"Although several of the organisations receiving certificates today have been signatories to the scheme for several years—indeed, RMIT and Melbourne University signed on in 2010 and 2011 respectively—it is important to publically recognise their and the other signatories' participation in and commitment to the FluoroCycle Scheme."
Currently, 185 organisations nationally, including 52 from Victoria, have signed up to the initiative. FluoroCycle is delivered jointly by Lighting Council Australia and the Australian Government on behalf of the Australian, state and territory environment ministers.
Ms Rishworth said the Australian Government particularly welcomed the participation of CitiPower and Powercor in the scheme.
"Street lighting is one of the largest lighting sectors in Australia. Together these utilities service 185,000 street lights for 49 municipal councils and VicRoads. Every year, they replace and recycle 35,000 street lamps.
"Not only does this sector use a large number of mercury-containing lamps, each lamp can contain up to 200 milligrams of mercury - more than ten times the amount found in a fluorescent light in a typical office building."
"With these utilities, along with four others around Australia, now committed to recycling 100 per cent of waste lamps, a significant amount of mercury is being diverted from landfill."
The Malthouse Theatre was recognised as the longest standing Commercial User Signatory to FluoroCycle.

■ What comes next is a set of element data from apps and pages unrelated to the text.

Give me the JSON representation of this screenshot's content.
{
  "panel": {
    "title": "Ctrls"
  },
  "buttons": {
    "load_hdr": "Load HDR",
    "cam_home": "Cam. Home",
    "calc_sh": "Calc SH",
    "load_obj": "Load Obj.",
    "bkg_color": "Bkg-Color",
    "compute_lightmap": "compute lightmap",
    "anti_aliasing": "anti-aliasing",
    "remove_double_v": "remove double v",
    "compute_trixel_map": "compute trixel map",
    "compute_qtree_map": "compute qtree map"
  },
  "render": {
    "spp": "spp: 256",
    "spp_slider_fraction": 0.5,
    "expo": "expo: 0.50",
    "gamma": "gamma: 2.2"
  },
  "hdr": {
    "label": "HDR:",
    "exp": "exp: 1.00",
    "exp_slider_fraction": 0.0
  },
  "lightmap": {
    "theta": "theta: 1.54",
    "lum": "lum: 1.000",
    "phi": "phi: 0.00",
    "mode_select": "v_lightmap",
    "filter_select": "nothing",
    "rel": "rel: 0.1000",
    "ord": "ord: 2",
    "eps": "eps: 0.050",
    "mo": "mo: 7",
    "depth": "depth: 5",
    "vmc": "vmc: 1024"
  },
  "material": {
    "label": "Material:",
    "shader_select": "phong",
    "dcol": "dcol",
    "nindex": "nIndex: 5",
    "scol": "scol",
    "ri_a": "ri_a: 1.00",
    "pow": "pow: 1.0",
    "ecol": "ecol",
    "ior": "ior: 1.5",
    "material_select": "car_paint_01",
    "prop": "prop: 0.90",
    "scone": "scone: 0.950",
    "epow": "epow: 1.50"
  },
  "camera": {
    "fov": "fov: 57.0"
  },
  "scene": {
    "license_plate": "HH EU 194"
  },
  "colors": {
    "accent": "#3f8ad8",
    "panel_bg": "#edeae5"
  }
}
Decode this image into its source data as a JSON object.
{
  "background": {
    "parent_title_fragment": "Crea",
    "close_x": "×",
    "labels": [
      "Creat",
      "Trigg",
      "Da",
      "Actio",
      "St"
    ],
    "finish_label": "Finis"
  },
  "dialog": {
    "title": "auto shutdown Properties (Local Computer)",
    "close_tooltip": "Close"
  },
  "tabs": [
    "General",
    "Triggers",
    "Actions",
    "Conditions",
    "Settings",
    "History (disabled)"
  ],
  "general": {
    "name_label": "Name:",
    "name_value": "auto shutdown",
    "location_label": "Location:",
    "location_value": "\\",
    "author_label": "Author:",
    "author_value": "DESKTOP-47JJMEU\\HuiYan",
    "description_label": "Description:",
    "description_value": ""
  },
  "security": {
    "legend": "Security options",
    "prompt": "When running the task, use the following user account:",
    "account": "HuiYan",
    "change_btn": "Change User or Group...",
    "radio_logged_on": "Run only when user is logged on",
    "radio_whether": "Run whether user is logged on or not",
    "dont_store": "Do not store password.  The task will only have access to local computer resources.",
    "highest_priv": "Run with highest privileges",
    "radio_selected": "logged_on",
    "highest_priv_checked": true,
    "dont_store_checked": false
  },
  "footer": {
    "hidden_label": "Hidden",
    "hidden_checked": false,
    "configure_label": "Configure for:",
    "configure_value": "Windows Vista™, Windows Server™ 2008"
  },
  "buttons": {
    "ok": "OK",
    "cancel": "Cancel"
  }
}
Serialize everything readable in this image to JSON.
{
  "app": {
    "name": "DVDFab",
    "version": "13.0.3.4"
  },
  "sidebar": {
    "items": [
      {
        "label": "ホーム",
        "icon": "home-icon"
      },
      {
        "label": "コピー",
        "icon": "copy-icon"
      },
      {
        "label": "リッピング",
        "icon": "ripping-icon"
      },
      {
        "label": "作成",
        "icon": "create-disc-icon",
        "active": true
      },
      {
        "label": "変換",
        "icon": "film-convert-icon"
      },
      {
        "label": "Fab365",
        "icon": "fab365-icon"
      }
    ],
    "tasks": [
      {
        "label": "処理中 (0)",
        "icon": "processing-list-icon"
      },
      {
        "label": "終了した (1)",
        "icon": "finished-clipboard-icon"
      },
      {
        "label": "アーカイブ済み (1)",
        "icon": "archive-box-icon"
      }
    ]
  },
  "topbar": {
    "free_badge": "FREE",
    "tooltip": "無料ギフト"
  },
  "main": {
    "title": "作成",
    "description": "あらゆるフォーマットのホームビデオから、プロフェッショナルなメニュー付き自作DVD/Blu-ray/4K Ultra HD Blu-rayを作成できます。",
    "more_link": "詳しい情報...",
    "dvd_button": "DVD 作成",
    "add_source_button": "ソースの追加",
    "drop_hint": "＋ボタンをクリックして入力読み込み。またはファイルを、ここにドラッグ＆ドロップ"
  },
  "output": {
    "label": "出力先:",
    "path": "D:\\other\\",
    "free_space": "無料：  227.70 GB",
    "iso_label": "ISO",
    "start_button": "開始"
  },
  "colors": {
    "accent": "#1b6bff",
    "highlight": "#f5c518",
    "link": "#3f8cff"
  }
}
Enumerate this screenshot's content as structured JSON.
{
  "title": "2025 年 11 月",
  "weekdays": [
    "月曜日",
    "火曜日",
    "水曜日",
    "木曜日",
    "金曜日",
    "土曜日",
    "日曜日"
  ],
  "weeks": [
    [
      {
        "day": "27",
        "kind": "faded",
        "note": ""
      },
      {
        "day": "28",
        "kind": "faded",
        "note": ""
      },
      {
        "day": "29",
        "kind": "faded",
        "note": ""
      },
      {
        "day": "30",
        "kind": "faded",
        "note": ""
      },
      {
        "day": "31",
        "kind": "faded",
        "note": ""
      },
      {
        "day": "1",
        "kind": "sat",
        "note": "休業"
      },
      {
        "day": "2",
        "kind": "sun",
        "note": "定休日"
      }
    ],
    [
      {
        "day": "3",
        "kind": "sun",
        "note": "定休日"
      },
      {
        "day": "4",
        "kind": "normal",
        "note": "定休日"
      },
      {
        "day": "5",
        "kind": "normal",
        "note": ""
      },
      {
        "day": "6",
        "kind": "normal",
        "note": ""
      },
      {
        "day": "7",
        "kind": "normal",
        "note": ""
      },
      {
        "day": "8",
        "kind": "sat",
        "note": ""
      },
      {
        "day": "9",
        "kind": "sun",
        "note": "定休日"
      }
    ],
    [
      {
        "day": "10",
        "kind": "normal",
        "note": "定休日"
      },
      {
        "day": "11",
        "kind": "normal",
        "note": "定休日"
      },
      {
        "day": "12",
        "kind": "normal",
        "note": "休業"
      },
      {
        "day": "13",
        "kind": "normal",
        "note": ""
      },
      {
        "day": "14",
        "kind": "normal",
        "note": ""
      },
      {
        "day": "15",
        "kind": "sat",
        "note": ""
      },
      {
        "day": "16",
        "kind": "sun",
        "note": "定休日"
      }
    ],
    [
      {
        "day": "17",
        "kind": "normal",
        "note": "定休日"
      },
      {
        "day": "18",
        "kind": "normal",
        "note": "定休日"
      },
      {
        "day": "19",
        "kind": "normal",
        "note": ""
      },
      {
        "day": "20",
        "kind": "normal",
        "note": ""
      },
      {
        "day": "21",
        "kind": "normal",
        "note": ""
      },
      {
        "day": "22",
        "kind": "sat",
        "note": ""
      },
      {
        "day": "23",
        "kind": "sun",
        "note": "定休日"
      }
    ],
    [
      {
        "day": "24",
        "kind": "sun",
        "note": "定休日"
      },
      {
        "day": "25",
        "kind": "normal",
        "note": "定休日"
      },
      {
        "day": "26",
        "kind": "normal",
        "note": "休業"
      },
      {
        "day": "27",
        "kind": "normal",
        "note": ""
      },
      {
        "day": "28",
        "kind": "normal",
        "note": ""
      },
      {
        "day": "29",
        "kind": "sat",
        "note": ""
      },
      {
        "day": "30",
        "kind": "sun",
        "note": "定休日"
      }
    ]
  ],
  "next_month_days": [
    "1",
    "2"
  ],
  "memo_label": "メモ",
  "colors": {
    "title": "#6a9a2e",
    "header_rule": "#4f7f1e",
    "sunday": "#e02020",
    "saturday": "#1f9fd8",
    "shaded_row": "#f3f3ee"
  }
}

The theatre became a signatory in September 2010. Commercial User Signatories commit to recycling 100 per cent of their waste mercury-containing lamps.
Ms Rishworth also congratulated RMIT, which was the first university to sign on to the scheme, and the University of Melbourne for their involvement in the FluoroCycle scheme.
"Both of these respected Melbourne institutions have a long-standing and commendable commitment to FluoroCycle as part of their broader sustainability policies.
"It is particularly important that younger Australians have exposure to sustainable practices and these two universities are providing this through their commitment to schemes such as FluoroCycle."
As a facilitator for the scheme, Transurban is promoting FluoroCycle to its suppliers, customers, operators and landlords, encouraging them to recycle as many lamps as possible and to sign up to FluoroCycle.
Ms Rishworth congratulated National Australia Bank on its commitment to FluoroCycle since June 2011 and thanked it for hosting today's event.
FluoroCycle and the landmark Product Stewardship Act 2011 are both priority initiatives under Australia's National Waste Policy.